The United States became involved with Puerto Rico in a bid to liberate the inhabitants from the Spanish colonial rule that had recently imposed limited autonomy on its government.

The PPD party advocates that the United States should continue as a commonwealth but with self-governance. The Nationalist Party, on the other hand, had the primary goals to liberate Puerto Rico and attain independence.

The Foraker Act made it possible for Puerto Rico to have a civil government leading to free travel between the United States and Puerto Rico.

Operation Bootstrap was a policy for development that was enacted after World War II in Puerto Rico to attain rapid industrialization of the economic structure of the island.

Essay Question 3:

How Puerto Rico Attained Self Government

Puerto Rico has been under the colonial rule of the Spanish empire for more than 400 years. The island became a sovereign nation in 1897 after signing the Charter of Autonomy by the-then Spanish Prime Minister, Praxades Mateo Sagasta. However, it was not until 1948 that Puerto Rico attained self-government. This was after Congress instructed the people of Puerto Rico to choose their governor in the general election of 1948. Around the same time, Congress came up with a line of succession in the event of the governor’s temporary absence or disability. This essay details the United States’ takeover of Puerto Rico, including the conditions and events that led to the takeover.

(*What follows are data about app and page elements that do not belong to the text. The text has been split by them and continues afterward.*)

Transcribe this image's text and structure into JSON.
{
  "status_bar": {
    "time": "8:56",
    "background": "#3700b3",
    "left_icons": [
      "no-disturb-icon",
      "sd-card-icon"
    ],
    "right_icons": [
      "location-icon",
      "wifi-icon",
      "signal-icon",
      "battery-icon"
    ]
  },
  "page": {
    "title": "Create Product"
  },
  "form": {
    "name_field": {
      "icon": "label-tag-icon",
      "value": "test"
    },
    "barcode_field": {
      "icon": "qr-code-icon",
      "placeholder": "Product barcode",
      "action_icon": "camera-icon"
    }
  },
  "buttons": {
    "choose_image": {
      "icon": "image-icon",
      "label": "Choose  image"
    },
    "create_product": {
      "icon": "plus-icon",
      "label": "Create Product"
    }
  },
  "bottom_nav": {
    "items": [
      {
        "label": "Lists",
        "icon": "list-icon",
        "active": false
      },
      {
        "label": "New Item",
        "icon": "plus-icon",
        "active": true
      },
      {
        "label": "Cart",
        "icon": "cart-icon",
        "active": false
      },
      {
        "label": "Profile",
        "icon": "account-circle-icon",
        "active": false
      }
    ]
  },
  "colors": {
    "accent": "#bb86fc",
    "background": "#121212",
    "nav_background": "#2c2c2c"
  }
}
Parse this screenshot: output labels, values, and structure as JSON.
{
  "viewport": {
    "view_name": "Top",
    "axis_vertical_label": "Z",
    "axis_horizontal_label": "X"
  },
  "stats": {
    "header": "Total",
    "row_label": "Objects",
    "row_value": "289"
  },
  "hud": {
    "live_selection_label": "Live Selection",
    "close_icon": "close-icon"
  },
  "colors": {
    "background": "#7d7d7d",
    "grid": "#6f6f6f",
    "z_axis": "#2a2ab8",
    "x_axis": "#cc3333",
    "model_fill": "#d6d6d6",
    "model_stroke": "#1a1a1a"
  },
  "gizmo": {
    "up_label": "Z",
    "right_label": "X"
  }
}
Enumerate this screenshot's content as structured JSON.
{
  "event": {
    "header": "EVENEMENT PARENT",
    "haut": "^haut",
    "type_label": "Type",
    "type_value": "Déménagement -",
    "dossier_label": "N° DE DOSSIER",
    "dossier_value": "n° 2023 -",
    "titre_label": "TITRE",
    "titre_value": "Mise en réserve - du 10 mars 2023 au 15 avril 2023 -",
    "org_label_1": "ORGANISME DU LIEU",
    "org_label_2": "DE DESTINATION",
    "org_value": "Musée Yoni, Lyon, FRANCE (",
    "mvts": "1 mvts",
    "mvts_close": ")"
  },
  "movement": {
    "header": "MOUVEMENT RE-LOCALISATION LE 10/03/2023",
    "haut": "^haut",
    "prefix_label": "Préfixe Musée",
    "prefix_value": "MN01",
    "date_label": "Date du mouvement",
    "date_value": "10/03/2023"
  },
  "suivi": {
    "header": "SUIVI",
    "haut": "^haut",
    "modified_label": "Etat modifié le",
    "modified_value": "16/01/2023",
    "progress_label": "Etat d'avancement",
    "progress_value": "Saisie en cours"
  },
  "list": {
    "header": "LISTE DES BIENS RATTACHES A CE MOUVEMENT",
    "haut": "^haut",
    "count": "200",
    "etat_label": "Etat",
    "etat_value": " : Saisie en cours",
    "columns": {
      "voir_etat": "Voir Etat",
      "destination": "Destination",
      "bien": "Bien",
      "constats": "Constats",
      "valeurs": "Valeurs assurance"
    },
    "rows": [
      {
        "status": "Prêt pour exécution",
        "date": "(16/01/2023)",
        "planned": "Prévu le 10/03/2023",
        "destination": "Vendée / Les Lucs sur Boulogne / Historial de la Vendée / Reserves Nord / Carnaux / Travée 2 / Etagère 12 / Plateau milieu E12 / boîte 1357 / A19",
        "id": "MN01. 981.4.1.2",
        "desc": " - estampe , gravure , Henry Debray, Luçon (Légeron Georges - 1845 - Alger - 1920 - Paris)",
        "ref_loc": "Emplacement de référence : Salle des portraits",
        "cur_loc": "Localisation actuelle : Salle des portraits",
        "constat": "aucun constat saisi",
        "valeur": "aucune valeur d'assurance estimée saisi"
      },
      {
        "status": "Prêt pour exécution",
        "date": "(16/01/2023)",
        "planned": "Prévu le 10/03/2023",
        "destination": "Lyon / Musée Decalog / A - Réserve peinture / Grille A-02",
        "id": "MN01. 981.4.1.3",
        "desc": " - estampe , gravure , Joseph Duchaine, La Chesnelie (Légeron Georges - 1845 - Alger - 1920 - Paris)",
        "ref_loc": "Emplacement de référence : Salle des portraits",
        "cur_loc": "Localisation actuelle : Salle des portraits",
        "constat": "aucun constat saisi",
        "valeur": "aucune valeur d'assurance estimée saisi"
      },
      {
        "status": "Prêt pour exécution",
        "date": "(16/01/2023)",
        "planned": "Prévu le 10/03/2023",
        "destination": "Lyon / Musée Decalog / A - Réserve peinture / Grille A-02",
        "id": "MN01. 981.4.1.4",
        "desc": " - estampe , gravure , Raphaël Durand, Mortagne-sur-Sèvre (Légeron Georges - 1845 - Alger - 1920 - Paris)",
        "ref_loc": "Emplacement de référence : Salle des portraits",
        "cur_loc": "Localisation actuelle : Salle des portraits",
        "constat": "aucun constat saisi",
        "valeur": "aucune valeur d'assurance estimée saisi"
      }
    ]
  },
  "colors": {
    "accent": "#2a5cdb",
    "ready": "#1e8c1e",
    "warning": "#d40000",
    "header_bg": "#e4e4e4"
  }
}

Illiteracy, poverty, disease, and malnutrition pervaded the Puerto Rican population at the time. These social stresses ignited a wave of low-income workers to move to the United States in the 1930s. At the time, the rate of unemployment was about 65%. Towards the end of the nineteenth century, Puerto Rico’s strategic value for the United States centered around military and economic interests. The island was valuable to the United States policymakers as it served as an outlet for extra manufactured goods. It also served as a key naval station for the Caribbean.

In July 1898, towards the end of the American-Spanish war, the United States invaded Puerto Rico. The island was Spain’s possession. Without much resistance, the U.S. troops managed to secure the land. After signing an armistice with Spain, the island was handed over to the U.S forces on October 18, 1898 (Duany, 47). General John R. Brooke was appointed military governor. In December, the war between America and Spain came to an end following the signing of the Treaty of Paris. This officially marked the cession of the island to the United States.

During the first 30 years of its rule, the United States government had made efforts to Americanize the island. This included granting Puerto Ricans full United States citizenship in 1917. They had also taken steps to make English the island’s national language. But in the 1930s, the Popular Democratic Party started a nationalist movement across the island, further opposing the United States’ assimilation. Starting in 1948, Puerto Ricans started electing a governor. In 1952 the United States Congress approved the island’s Constitution. The constitution qualified Puerto Rico to be an independent United States commonwealth, and its inhabitants retained American citizenship. Puerto Rico’s constitution was formally adopted on July 25, 1952. After gaining support across the island, movements for Puerto Rican statehood and other movements have gained popularity. In a recent referendum held in 2020 to decide Puerto Rico’s status, the majority of the people voted for its statehood.

In closing, before Puerto Rico became a self-governing state, it used to be a possession of the United States. However, Spanish colonizers had claimed the land for over three decades before the U.S troops invaded the island and seized power. Puerto Rico did not elect its first governor until 1948, although its constitution became formally adopted after a few years.

Works Cited

Duany, Jorge. Puerto Rico: What everyone needs to know. Oxford University Press, 2017.